She still tiptoes around his name.
“Yeah.” I grab her waist through the bathrobe. She looks up at me, her eyes widening at my touch, her mouth parting a little. “But what about you?”
“What?” Bedevil asks.
“Were you only ever going to be a sidekick? Or did you want more?” I ask.
“I’ve never wanted to be a leader.” She furrows her brow, looking pissed that I’ve even broached the subject. “No.”
“Can I tell you why I think you would be a good one?” I ask.
Bedevil chews her lip. “Gabe, I just got sober.”
“I don’t think this is happening tomorrow, Bedevs.” I grip her waist a little tighter, and she responds with a small squeak. “You’ve got time to think about it.”
“Why do you think I’d even be good at that?”
“You’ve always done the right thing since I’ve known you. You’re strong and passionate, committed, loyal. The others look up to you. You always say what you mean and you’re always so confident.” She stood up for me against Krater and Archimedes, and she also knew when I was being stupid, and told me so.
“Keep talking,” Bedevil says slyly. She runs her fingers up my chest.

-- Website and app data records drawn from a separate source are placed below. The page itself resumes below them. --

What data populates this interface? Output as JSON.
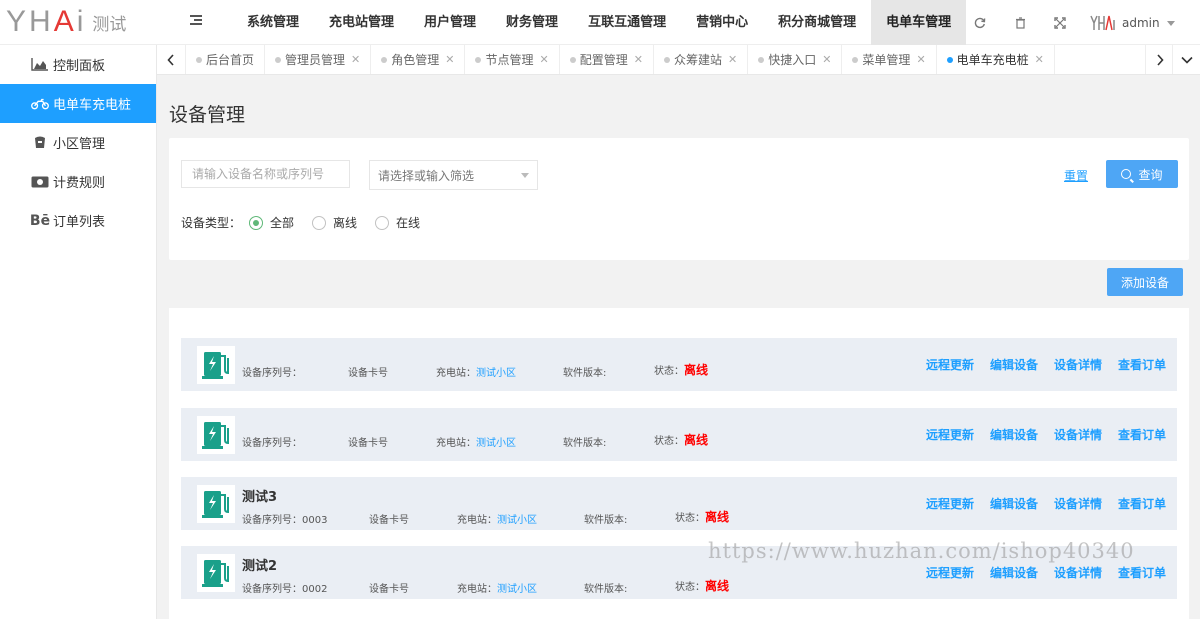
{
  "header": {
    "logo_mark": "YHAi",
    "logo_text": "测试",
    "nav": [
      "系统管理",
      "充电站管理",
      "用户管理",
      "财务管理",
      "互联互通管理",
      "营销中心",
      "积分商城管理",
      "电单车管理"
    ],
    "active_nav": "电单车管理",
    "user_name": "admin"
  },
  "sidebar": {
    "items": [
      {
        "label": "控制面板",
        "icon": "chart-area-icon"
      },
      {
        "label": "电单车充电桩",
        "icon": "motorcycle-icon"
      },
      {
        "label": "小区管理",
        "icon": "building-icon"
      },
      {
        "label": "计费规则",
        "icon": "money-icon"
      },
      {
        "label": "订单列表",
        "icon": "behance-icon"
      }
    ],
    "active_index": 1
  },
  "tabs": {
    "items": [
      "后台首页",
      "管理员管理",
      "角色管理",
      "节点管理",
      "配置管理",
      "众筹建站",
      "快捷入口",
      "菜单管理",
      "电单车充电桩"
    ],
    "active_index": 8
  },
  "page": {
    "title": "设备管理",
    "search_placeholder": "请输入设备名称或序列号",
    "select_placeholder": "请选择或输入筛选",
    "reset_label": "重置",
    "query_label": "查询",
    "type_label": "设备类型：",
    "radios": [
      "全部",
      "离线",
      "在线"
    ],
    "radio_checked": 0,
    "add_label": "添加设备"
  },
  "labels": {
    "serial": "设备序列号：",
    "card": "设备卡号",
    "station": "充电站：",
    "version": "软件版本:",
    "status": "状态："
  },
  "actions": [
    "远程更新",
    "编辑设备",
    "设备详情",
    "查看订单"
  ],
  "devices": [
    {
      "name": "",
      "serial": "",
      "station": "测试小区",
      "status": "离线"
    },
    {
      "name": "",
      "serial": "",
      "station": "测试小区",
      "status": "离线"
    },
    {
      "name": "测试3",
      "serial": "0003",
      "station": "测试小区",
      "status": "离线"
    },
    {
      "name": "测试2",
      "serial": "0002",
      "station": "测试小区",
      "status": "离线"
    }
  ],
  "watermark": "https://www.huzhan.com/ishop40340",
  "colors": {
    "primary": "#1e9fff",
    "button": "#4ea6f5",
    "offline": "#ff0000",
    "radio_checked": "#5fb878",
    "device_icon": "#1aa08a"
  }
}
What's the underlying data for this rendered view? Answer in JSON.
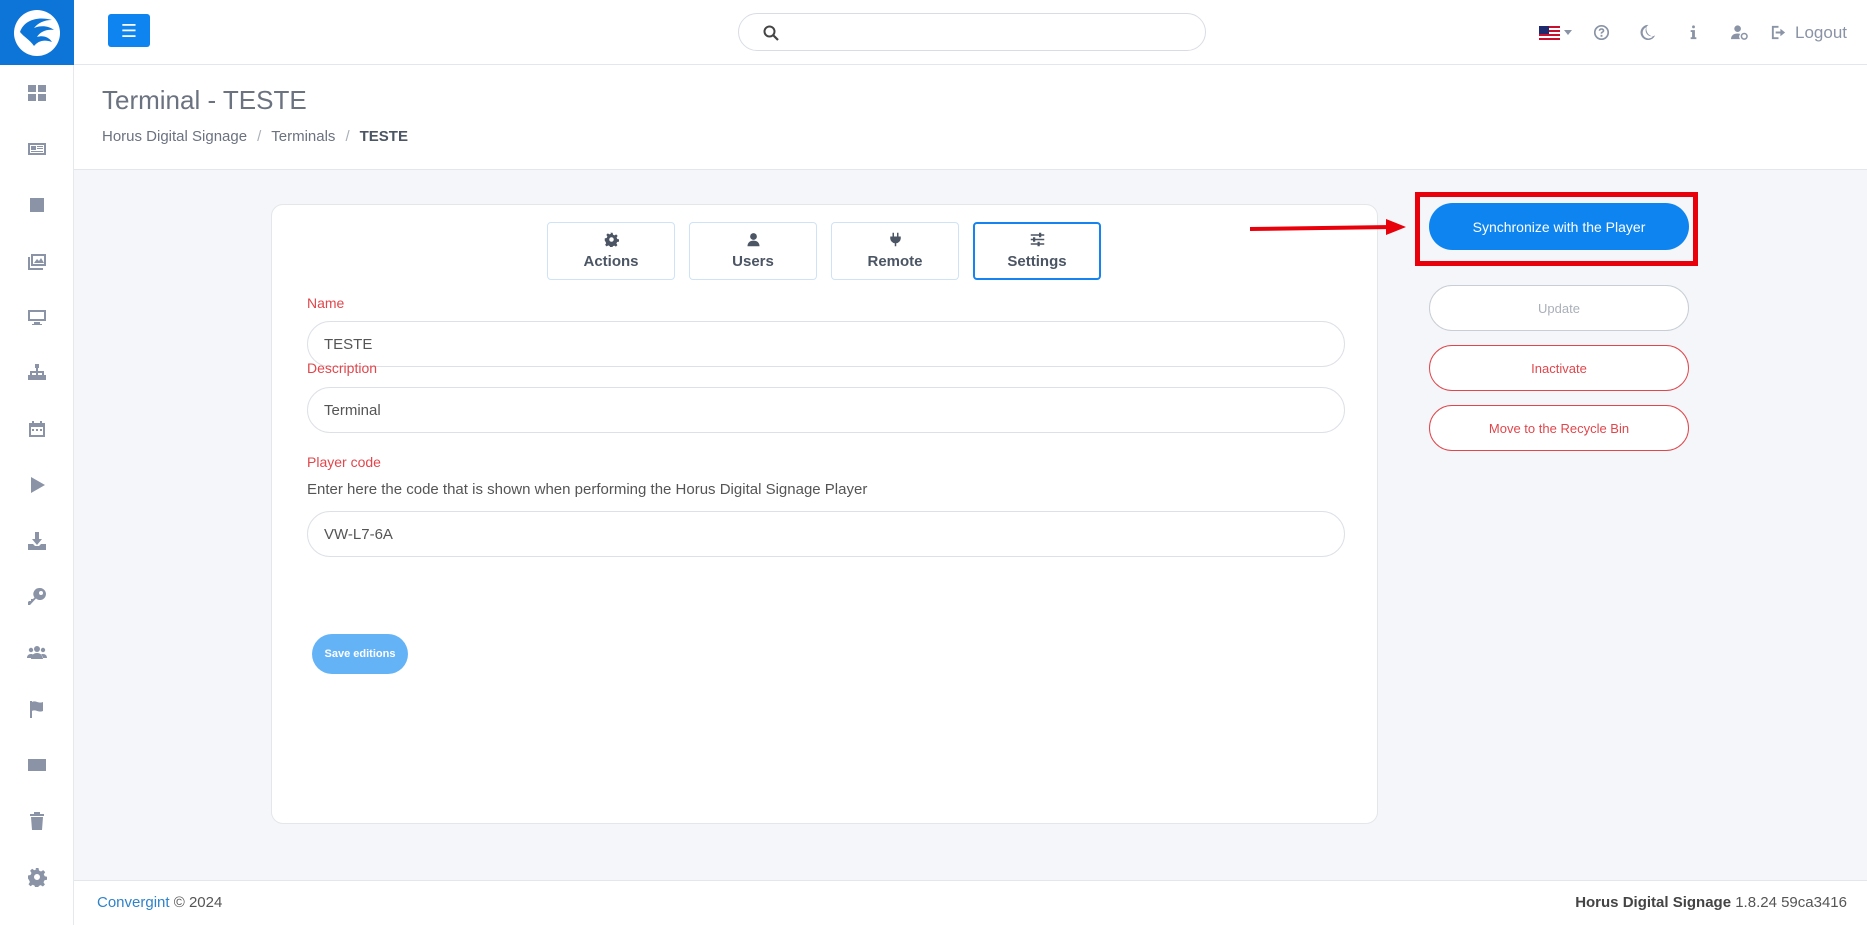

“You’re Bedevil. That name means something. Just as much as my face does. I’m a good fighter and people like me. You’ve got a lot more going for you than that. You’ve led teams before, yeah?”
“Small ones.” Bedevil turns away from me. “I’ll think about it.”
“Okay.” I watch her walk back into the bathroom. There’s just something about the sway of her hips, man. Especially in a bathrobe. I still remember the way she walked away from my bed the first time we fucked. Even though that’s not a pleasant memory, even though she mocked me afterward, I still remember watching her walk away.
Someone knocks on the bedroom door, so I throw a shirt on and answer.
Templar waits for me, dressed down in a casual outfit of black jeans and a flannel shirt. She still looks imposing, even without her black armored suit.
“Oracle’s ready to talk.”